Paula knew that businesses, as well as individuals, prefer to establish themselves in a community where the arts thrive, said Judy Mauran, friend and fellow CRCA board member.

"Paula absolutely understood the need for the arts. She had an appreciation of the arts and what they could do for people and she had a good sense of how arts are important to the community and how much it would bring to the community," she said.

Mauran said that Paula Vaughn always proved thorough in her planning and, though she was quiet, people listened when she spoke.

"She was wonderful and sweet but she could be tough as nails when she wanted to be," said Mauran.

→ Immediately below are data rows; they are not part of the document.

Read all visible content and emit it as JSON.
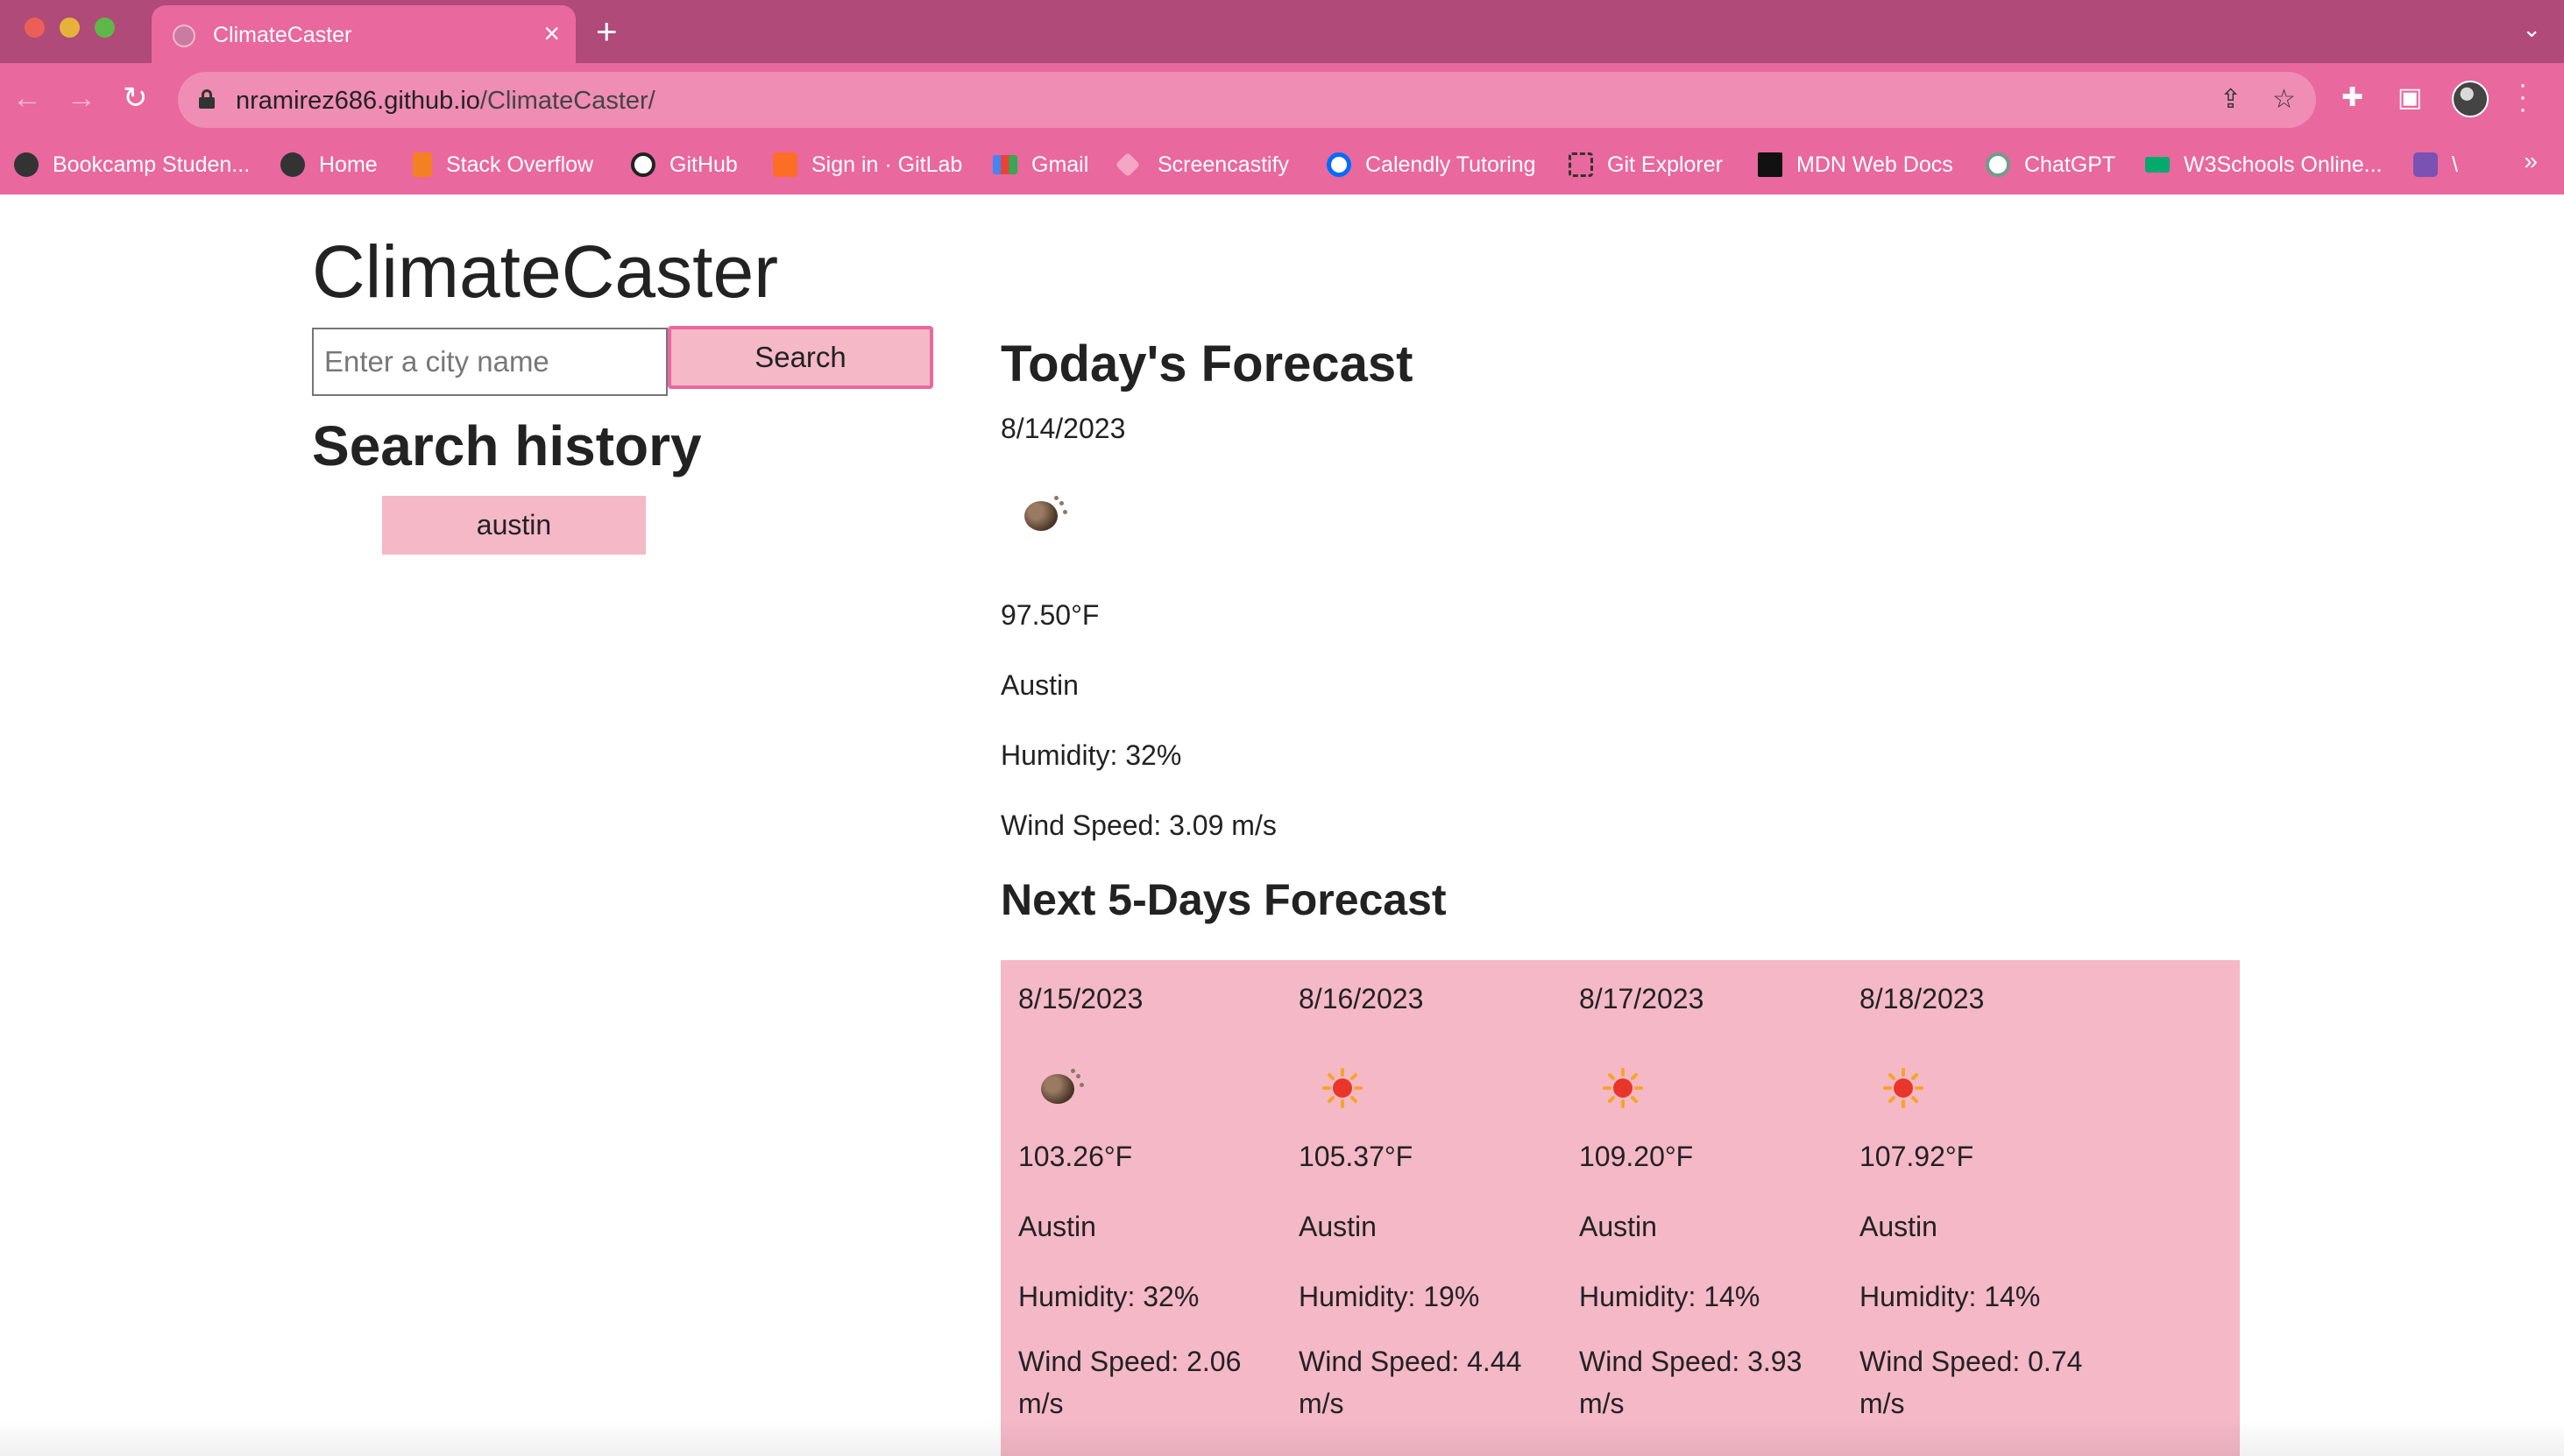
{
  "browser": {
    "tab_title": "ClimateCaster",
    "url_host": "nramirez686.github.io",
    "url_path": "/ClimateCaster/",
    "bookmarks": [
      {
        "label": "Bookcamp Studen...",
        "icon": "globe-icon"
      },
      {
        "label": "Home",
        "icon": "globe-icon"
      },
      {
        "label": "Stack Overflow",
        "icon": "stackoverflow-icon"
      },
      {
        "label": "GitHub",
        "icon": "github-icon"
      },
      {
        "label": "Sign in · GitLab",
        "icon": "gitlab-icon"
      },
      {
        "label": "Gmail",
        "icon": "gmail-icon"
      },
      {
        "label": "Screencastify",
        "icon": "screencastify-icon"
      },
      {
        "label": "Calendly Tutoring",
        "icon": "calendly-icon"
      },
      {
        "label": "Git Explorer",
        "icon": "git-explorer-icon"
      },
      {
        "label": "MDN Web Docs",
        "icon": "mdn-icon"
      },
      {
        "label": "ChatGPT",
        "icon": "chatgpt-icon"
      },
      {
        "label": "W3Schools Online...",
        "icon": "w3schools-icon"
      },
      {
        "label": "\\",
        "icon": "bootstrap-icon"
      }
    ],
    "colors": {
      "tabstrip": "#b04a78",
      "toolbar": "#e9689e",
      "omnibox": "#ef8db5"
    }
  },
  "app": {
    "title": "ClimateCaster",
    "search": {
      "placeholder": "Enter a city name",
      "button_label": "Search"
    },
    "history": {
      "title": "Search history",
      "items": [
        "austin"
      ]
    },
    "accent_color": "#f4b8c7"
  },
  "today": {
    "title": "Today's Forecast",
    "date": "8/14/2023",
    "icon": "night-clouds-icon",
    "temp": "97.50°F",
    "city": "Austin",
    "humidity": "Humidity: 32%",
    "wind": "Wind Speed: 3.09 m/s"
  },
  "five_day": {
    "title": "Next 5-Days Forecast",
    "days": [
      {
        "date": "8/15/2023",
        "icon": "night-clouds-icon",
        "temp": "103.26°F",
        "city": "Austin",
        "humidity": "Humidity: 32%",
        "wind": "Wind Speed: 2.06 m/s"
      },
      {
        "date": "8/16/2023",
        "icon": "sun-icon",
        "temp": "105.37°F",
        "city": "Austin",
        "humidity": "Humidity: 19%",
        "wind": "Wind Speed: 4.44 m/s"
      },
      {
        "date": "8/17/2023",
        "icon": "sun-icon",
        "temp": "109.20°F",
        "city": "Austin",
        "humidity": "Humidity: 14%",
        "wind": "Wind Speed: 3.93 m/s"
      },
      {
        "date": "8/18/2023",
        "icon": "sun-icon",
        "temp": "107.92°F",
        "city": "Austin",
        "humidity": "Humidity: 14%",
        "wind": "Wind Speed: 0.74 m/s"
      }
    ]
  }
}
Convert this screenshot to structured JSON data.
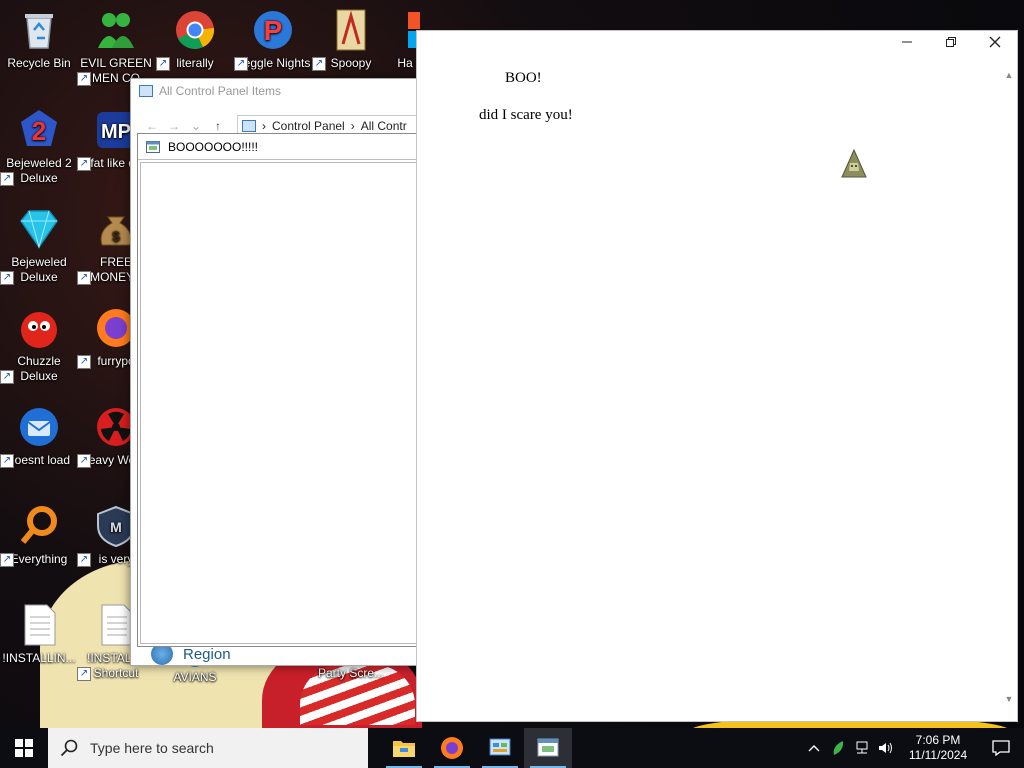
{
  "desktop": {
    "icons": [
      {
        "label": "Recycle Bin",
        "icon": "recycle-bin-icon",
        "shortcut": false
      },
      {
        "label": "EVIL GREEN MEN CO",
        "icon": "green-people-icon",
        "shortcut": true
      },
      {
        "label": "literally",
        "icon": "chrome-icon",
        "shortcut": true
      },
      {
        "label": "Peggle Nights",
        "icon": "peggle-icon",
        "shortcut": true
      },
      {
        "label": "Spoopy",
        "icon": "spoopy-icon",
        "shortcut": true
      },
      {
        "label": "Ha",
        "icon": "windows-logo-icon",
        "shortcut": true
      },
      {
        "label": "Bejeweled 2 Deluxe",
        "icon": "bejeweled-2-icon",
        "shortcut": true
      },
      {
        "label": "fat like da",
        "icon": "mp-logo-icon",
        "shortcut": true
      },
      {
        "label": "Bejeweled Deluxe",
        "icon": "diamond-icon",
        "shortcut": true
      },
      {
        "label": "FREE MONEY.c",
        "icon": "money-bag-icon",
        "shortcut": true
      },
      {
        "label": "Chuzzle Deluxe",
        "icon": "chuzzle-icon",
        "shortcut": true
      },
      {
        "label": "furrypo",
        "icon": "firefox-icon",
        "shortcut": true
      },
      {
        "label": "doesnt load",
        "icon": "thunderbird-icon",
        "shortcut": true
      },
      {
        "label": "Heavy Weap.",
        "icon": "radiation-icon",
        "shortcut": true
      },
      {
        "label": "Everything",
        "icon": "everything-search-icon",
        "shortcut": true
      },
      {
        "label": "is very",
        "icon": "shield-logo-icon",
        "shortcut": true
      },
      {
        "label": "!INSTALLIN...",
        "icon": "text-file-icon",
        "shortcut": false
      },
      {
        "label": "!INSTALL - Shortcut",
        "icon": "text-file-icon",
        "shortcut": true
      },
      {
        "label": "AVIANS",
        "icon": "globe-icon",
        "shortcut": false
      },
      {
        "label": "Party Scre...",
        "icon": "party-icon",
        "shortcut": false
      }
    ]
  },
  "control_panel": {
    "title": "All Control Panel Items",
    "breadcrumb": [
      "Control Panel",
      "All Contr"
    ],
    "visible_item": "Region"
  },
  "boo_dialog": {
    "title": "BOOOOOOO!!!!!"
  },
  "main_window": {
    "heading": "BOO!",
    "message": "did I scare you!"
  },
  "taskbar": {
    "search_placeholder": "Type here to search",
    "apps": [
      "file-explorer-icon",
      "firefox-icon",
      "control-panel-icon",
      "dialog-app-icon"
    ],
    "time": "7:06 PM",
    "date": "11/11/2024"
  },
  "colors": {
    "taskbar_bg": "#0b0d12",
    "accent": "#76b9ed",
    "control_panel_link": "#1f5a8a"
  }
}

Paula Vaughn served as the executive director of the CRCA for three years in the 1990s and took a hiatus from the organization in 1996 when she began to advocate for the arts on the state level. She served on the boards of the Georgia Assembly of Community Arts, the Metropolitan Atlanta Arts Fund and the Georgia Council for the Arts, where she helped found a grassroots arts program.

She also earned a degree in Web page design from Oglethorpe University in 2001 and proceeded to donate her newly honed skills to build Web pages for the CRCA and her church, Conyers First United Methodist Church.

Paula Vaughn returned to the CRCA as a volunteer in the late 1990s and continued to nurture the organization until 2005 when she became president of the CRCA board. During the 1990s, the CRCA also found a new home at 910 Center St. in Olde Town Conyers, thanks to financial support from the Vaughn family. Paula Vaughn obtained grant money for the CRCA and eventually helped convince the city and county to contribute to the CRCA budget.

"Paula was the brains behind the operation, but she was very shy to take the credit. She was very humble," said friend and fellow CRCA board member Bonnie Powell. "If Paula hadn't been there, I don't know who would have done it. The arts that are in this county are a direct result of the groundwork that she laid. She was a silent driving force."

Powell described Paula Vaughn as an extremely organized person and an excellent researcher. If Paula Vaughn didn't know the answer to a question, she'd find out, said Powell.

"The arts world has certainly lost an important player in Rockdale County," said Powell.